So now let's come to today's solution.
I have been craving for moist chocolate cakes for weeks, but sadly i don't have an oven so i thought "no baking till xmas...".
But then i recalled that carrot cake recipe that must be made in a microwave. And thought : if a carrot cake can be made in a microwave, why other cakes couldn't.
And i thought of that recipe Nigella gave for a "seven minute steamed chocolate pudding" in How to Eat. I tried it and throw it to the bin. It was dry and not chocolatey enough.
But today i decided all cakes can be made in a microwave so i tried Nigella's Molten chocolate baby cakes from How to be a domestic goddess and the result was just stunning!I baked them in muffin paper cases to prevent them from sticking as i noticed that microwave cooked cakes tends to stick.
Just a short note : don't bake the muffins in classic muffin tins as they rise (even if they don't have any baking powder in the dough).
I advise you to put the mufin liners in mugs and then to fill them to the top of the muffin cases.
Then cook for just ONE minute and that's it. Delicious ONE minute molten chocolate muffins
makes 8 to 10 muffins
80g soft unsalted butter (fanny: the recipe uses 50g but as microwave ovens tends to dry the food, i think that a little more fat helps the muffins staying moist)
350g best dark chocolate
150g caster sugar
4 large eggs
50g plain flour (fanny: i used a little more - 70g)
Melt the chocolate in the microwave and set aside.
Cream the butter and sugar (tip: if your butter isn't soft enough, a quick turn in the micrwave does miracles). Then add the eggs, one at a time, beating well after each addition. Now add the flour and when all is smoothly combined scrape in the cooled chocolate, blending it to a smooth batter.

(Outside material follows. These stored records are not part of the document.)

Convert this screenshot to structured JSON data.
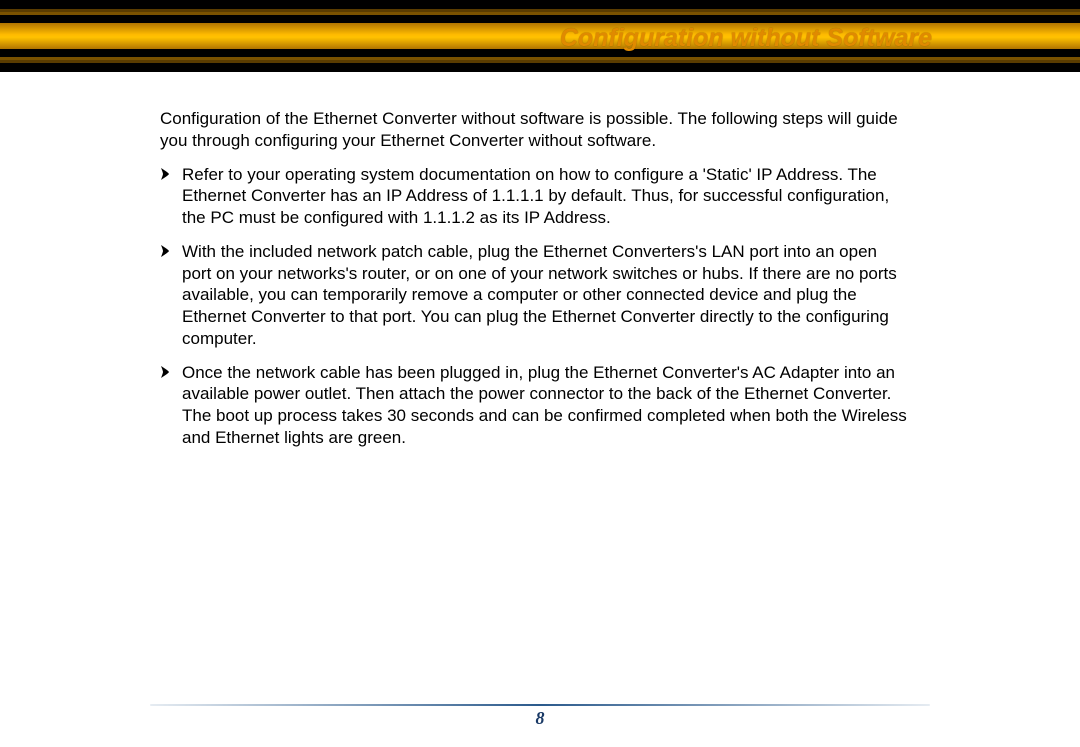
{
  "header": {
    "title": "Configuration without Software"
  },
  "body": {
    "intro": "Configuration of the Ethernet Converter without software is possible.  The following steps will guide you through configuring your Ethernet Converter without software.",
    "steps": [
      "Refer to your operating system documentation on how to configure a 'Static' IP Address.  The Ethernet Converter has an IP Address of 1.1.1.1 by default.  Thus, for successful configuration, the PC must be configured with 1.1.1.2 as its IP Address.",
      "With the included network patch cable, plug the Ethernet Converters's LAN port into an open port on your networks's router, or on one of your network switches or hubs.  If there are no ports available, you can temporarily remove a computer or other connected device and plug the Ethernet Converter to that port.  You can plug the Ethernet Converter directly to the configuring computer.",
      "Once the network cable has been plugged in, plug the Ethernet Converter's AC Adapter into an available power outlet.  Then attach the power connector to the back of the Ethernet Converter.  The boot up process takes 30 seconds and can be confirmed completed when both the Wireless and Ethernet lights are green."
    ]
  },
  "footer": {
    "page_number": "8"
  },
  "icons": {
    "bullet": "triangle-bullet-icon"
  },
  "colors": {
    "title": "#e08a00",
    "footer_accent": "#2b5a8c"
  }
}
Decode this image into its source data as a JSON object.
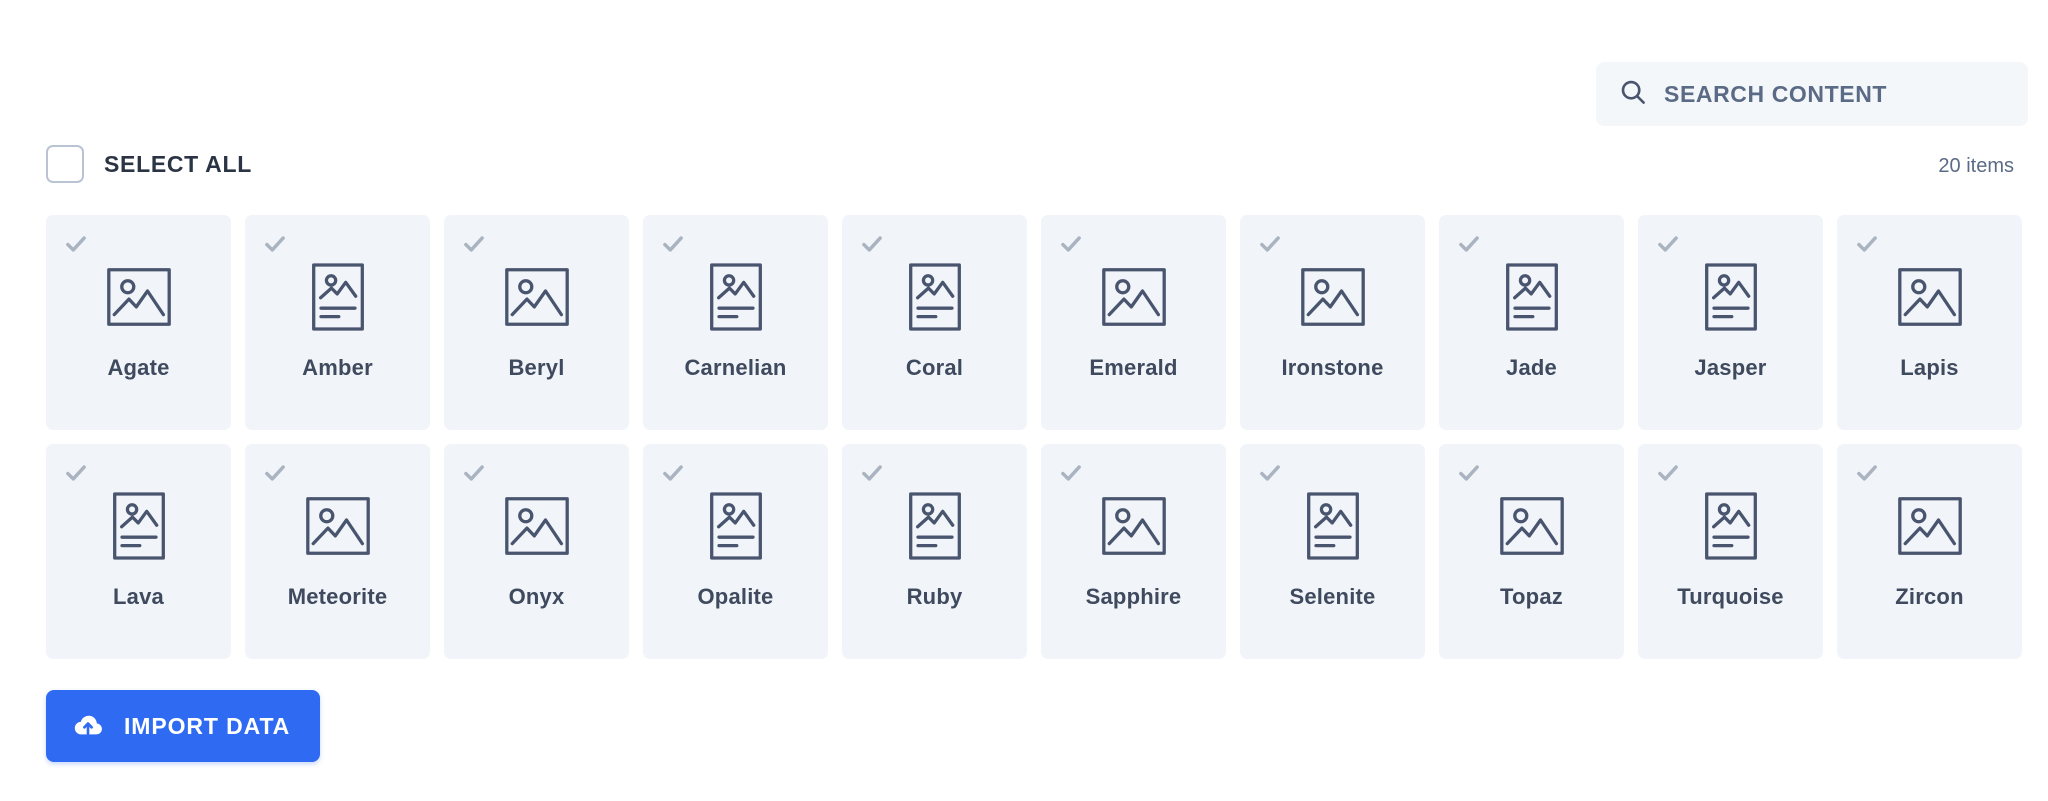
{
  "search": {
    "placeholder": "SEARCH CONTENT",
    "value": "",
    "icon": "search-icon"
  },
  "toolbar": {
    "select_all_label": "SELECT ALL",
    "select_all_checked": false,
    "items_count_text": "20 items"
  },
  "footer": {
    "import_label": "IMPORT DATA",
    "import_icon": "cloud-upload-icon"
  },
  "colors": {
    "accent": "#2f6af3",
    "card_bg": "#f1f5f9",
    "search_bg": "#f4f7fa",
    "label_text": "#3f4a5f",
    "muted_text": "#5b6b86",
    "check_gray": "#aab3c0",
    "icon_stroke": "#49556e",
    "checkbox_border": "#b9c3d3"
  },
  "grid": {
    "columns": 10,
    "items": [
      {
        "label": "Agate",
        "icon": "image-icon",
        "checked": true
      },
      {
        "label": "Amber",
        "icon": "article-icon",
        "checked": true
      },
      {
        "label": "Beryl",
        "icon": "image-icon",
        "checked": true
      },
      {
        "label": "Carnelian",
        "icon": "article-icon",
        "checked": true
      },
      {
        "label": "Coral",
        "icon": "article-icon",
        "checked": true
      },
      {
        "label": "Emerald",
        "icon": "image-icon",
        "checked": true
      },
      {
        "label": "Ironstone",
        "icon": "image-icon",
        "checked": true
      },
      {
        "label": "Jade",
        "icon": "article-icon",
        "checked": true
      },
      {
        "label": "Jasper",
        "icon": "article-icon",
        "checked": true
      },
      {
        "label": "Lapis",
        "icon": "image-icon",
        "checked": true
      },
      {
        "label": "Lava",
        "icon": "article-icon",
        "checked": true
      },
      {
        "label": "Meteorite",
        "icon": "image-icon",
        "checked": true
      },
      {
        "label": "Onyx",
        "icon": "image-icon",
        "checked": true
      },
      {
        "label": "Opalite",
        "icon": "article-icon",
        "checked": true
      },
      {
        "label": "Ruby",
        "icon": "article-icon",
        "checked": true
      },
      {
        "label": "Sapphire",
        "icon": "image-icon",
        "checked": true
      },
      {
        "label": "Selenite",
        "icon": "article-icon",
        "checked": true
      },
      {
        "label": "Topaz",
        "icon": "image-icon",
        "checked": true
      },
      {
        "label": "Turquoise",
        "icon": "article-icon",
        "checked": true
      },
      {
        "label": "Zircon",
        "icon": "image-icon",
        "checked": true
      }
    ]
  }
}
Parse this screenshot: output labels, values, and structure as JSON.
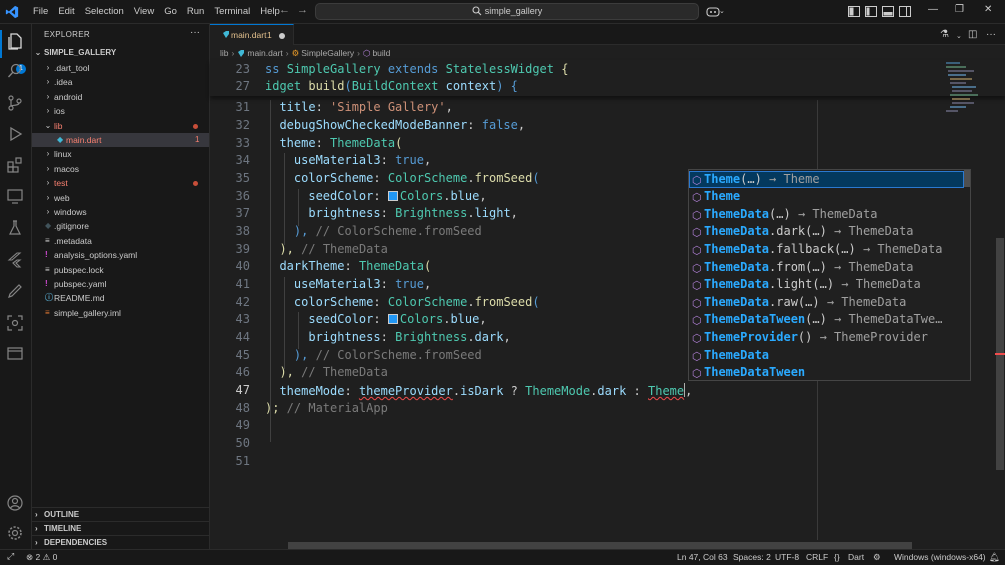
{
  "menu": [
    "File",
    "Edit",
    "Selection",
    "View",
    "Go",
    "Run",
    "Terminal",
    "Help"
  ],
  "search": {
    "text": "simple_gallery"
  },
  "activity_badge": "1",
  "sidebar": {
    "title": "EXPLORER",
    "root": "SIMPLE_GALLERY",
    "items": [
      {
        "label": ".dart_tool",
        "kind": "folder"
      },
      {
        "label": ".idea",
        "kind": "folder"
      },
      {
        "label": "android",
        "kind": "folder"
      },
      {
        "label": "ios",
        "kind": "folder"
      },
      {
        "label": "lib",
        "kind": "folder-open",
        "error": true
      },
      {
        "label": "main.dart",
        "kind": "dart",
        "count": "1"
      },
      {
        "label": "linux",
        "kind": "folder"
      },
      {
        "label": "macos",
        "kind": "folder"
      },
      {
        "label": "test",
        "kind": "folder",
        "error": true
      },
      {
        "label": "web",
        "kind": "folder"
      },
      {
        "label": "windows",
        "kind": "folder"
      },
      {
        "label": ".gitignore",
        "kind": "git"
      },
      {
        "label": ".metadata",
        "kind": "meta"
      },
      {
        "label": "analysis_options.yaml",
        "kind": "yaml"
      },
      {
        "label": "pubspec.lock",
        "kind": "lock"
      },
      {
        "label": "pubspec.yaml",
        "kind": "yaml"
      },
      {
        "label": "README.md",
        "kind": "info"
      },
      {
        "label": "simple_gallery.iml",
        "kind": "iml"
      }
    ],
    "sections": [
      "OUTLINE",
      "TIMELINE",
      "DEPENDENCIES"
    ]
  },
  "tab": {
    "name": "main.dart",
    "problems": "1"
  },
  "breadcrumb": [
    "lib",
    "main.dart",
    "SimpleGallery",
    "build"
  ],
  "code": {
    "line_numbers": [
      "23",
      "27",
      "31",
      "32",
      "33",
      "34",
      "35",
      "36",
      "37",
      "38",
      "39",
      "40",
      "41",
      "42",
      "43",
      "44",
      "45",
      "46",
      "47",
      "48",
      "49",
      "50",
      "51"
    ],
    "sticky1": {
      "kw": "ss ",
      "cls": "SimpleGallery",
      "ext": " extends ",
      "base": "StatelessWidget",
      "brace": " {"
    },
    "sticky2": {
      "pre": "idget ",
      "fn": "build",
      "open": "(",
      "type": "BuildContext",
      "sp": " ",
      "param": "context",
      "close": ") {"
    },
    "l31": {
      "prop": "title",
      "colon": ": ",
      "str": "'Simple Gallery'",
      "end": ","
    },
    "l32": {
      "prop": "debugShowCheckedModeBanner",
      "colon": ": ",
      "val": "false",
      "end": ","
    },
    "l33": {
      "prop": "theme",
      "colon": ": ",
      "type": "ThemeData",
      "end": "("
    },
    "l34": {
      "prop": "useMaterial3",
      "colon": ": ",
      "val": "true",
      "end": ","
    },
    "l35": {
      "prop": "colorScheme",
      "colon": ": ",
      "type": "ColorScheme",
      "dot": ".",
      "fn": "fromSeed",
      "end": "("
    },
    "l36": {
      "prop": "seedColor",
      "colon": ": ",
      "type": "Colors",
      "dot": ".",
      "val": "blue",
      "end": ","
    },
    "l37": {
      "prop": "brightness",
      "colon": ": ",
      "type": "Brightness",
      "dot": ".",
      "val": "light",
      "end": ","
    },
    "l38": {
      "close": "), ",
      "comment": "// ColorScheme.fromSeed"
    },
    "l39": {
      "close": "), ",
      "comment": "// ThemeData"
    },
    "l40": {
      "prop": "darkTheme",
      "colon": ": ",
      "type": "ThemeData",
      "end": "("
    },
    "l41": {
      "prop": "useMaterial3",
      "colon": ": ",
      "val": "true",
      "end": ","
    },
    "l42": {
      "prop": "colorScheme",
      "colon": ": ",
      "type": "ColorScheme",
      "dot": ".",
      "fn": "fromSeed",
      "end": "("
    },
    "l43": {
      "prop": "seedColor",
      "colon": ": ",
      "type": "Colors",
      "dot": ".",
      "val": "blue",
      "end": ","
    },
    "l44": {
      "prop": "brightness",
      "colon": ": ",
      "type": "Brightness",
      "dot": ".",
      "val": "dark",
      "end": ","
    },
    "l45": {
      "close": "), ",
      "comment": "// ColorScheme.fromSeed"
    },
    "l46": {
      "close": "), ",
      "comment": "// ThemeData"
    },
    "l47": {
      "prop": "themeMode",
      "colon": ": ",
      "var": "themeProvider",
      "dot": ".",
      "field": "isDark",
      "q": " ? ",
      "type": "ThemeMode",
      "dot2": ".",
      "val": "dark",
      "c": " : ",
      "typed": "Theme",
      "end": ","
    },
    "l48": {
      "close": ");",
      "comment": " // MaterialApp"
    }
  },
  "suggest": [
    {
      "hl": "Theme",
      "rest": "(…)",
      "detail": " → Theme",
      "selected": true
    },
    {
      "hl": "Theme",
      "rest": "",
      "detail": ""
    },
    {
      "hl": "ThemeData",
      "rest": "(…)",
      "detail": " → ThemeData"
    },
    {
      "hl": "ThemeData",
      "rest": ".dark(…)",
      "detail": " → ThemeData"
    },
    {
      "hl": "ThemeData",
      "rest": ".fallback(…)",
      "detail": " → ThemeData"
    },
    {
      "hl": "ThemeData",
      "rest": ".from(…)",
      "detail": " → ThemeData"
    },
    {
      "hl": "ThemeData",
      "rest": ".light(…)",
      "detail": " → ThemeData"
    },
    {
      "hl": "ThemeData",
      "rest": ".raw(…)",
      "detail": " → ThemeData"
    },
    {
      "hl": "ThemeDataTween",
      "rest": "(…)",
      "detail": " → ThemeDataTwe…"
    },
    {
      "hl": "ThemeProvider",
      "rest": "()",
      "detail": " → ThemeProvider"
    },
    {
      "hl": "ThemeData",
      "rest": "",
      "detail": ""
    },
    {
      "hl": "ThemeDataTween",
      "rest": "",
      "detail": ""
    }
  ],
  "status": {
    "errors": "2",
    "warnings": "0",
    "position": "Ln 47, Col 63",
    "spaces": "Spaces: 2",
    "encoding": "UTF-8",
    "eol": "CRLF",
    "language": "Dart",
    "platform": "Windows (windows-x64)"
  },
  "colors": {
    "accent": "#0078d4",
    "error": "#f14c4c",
    "selection": "#04395e"
  }
}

Divide between the 8 muffin cases each in one mug and put in the microwave.
"Bake" for one minute on high.
Labels: chocolate, cupcakes and muffins, recipe inside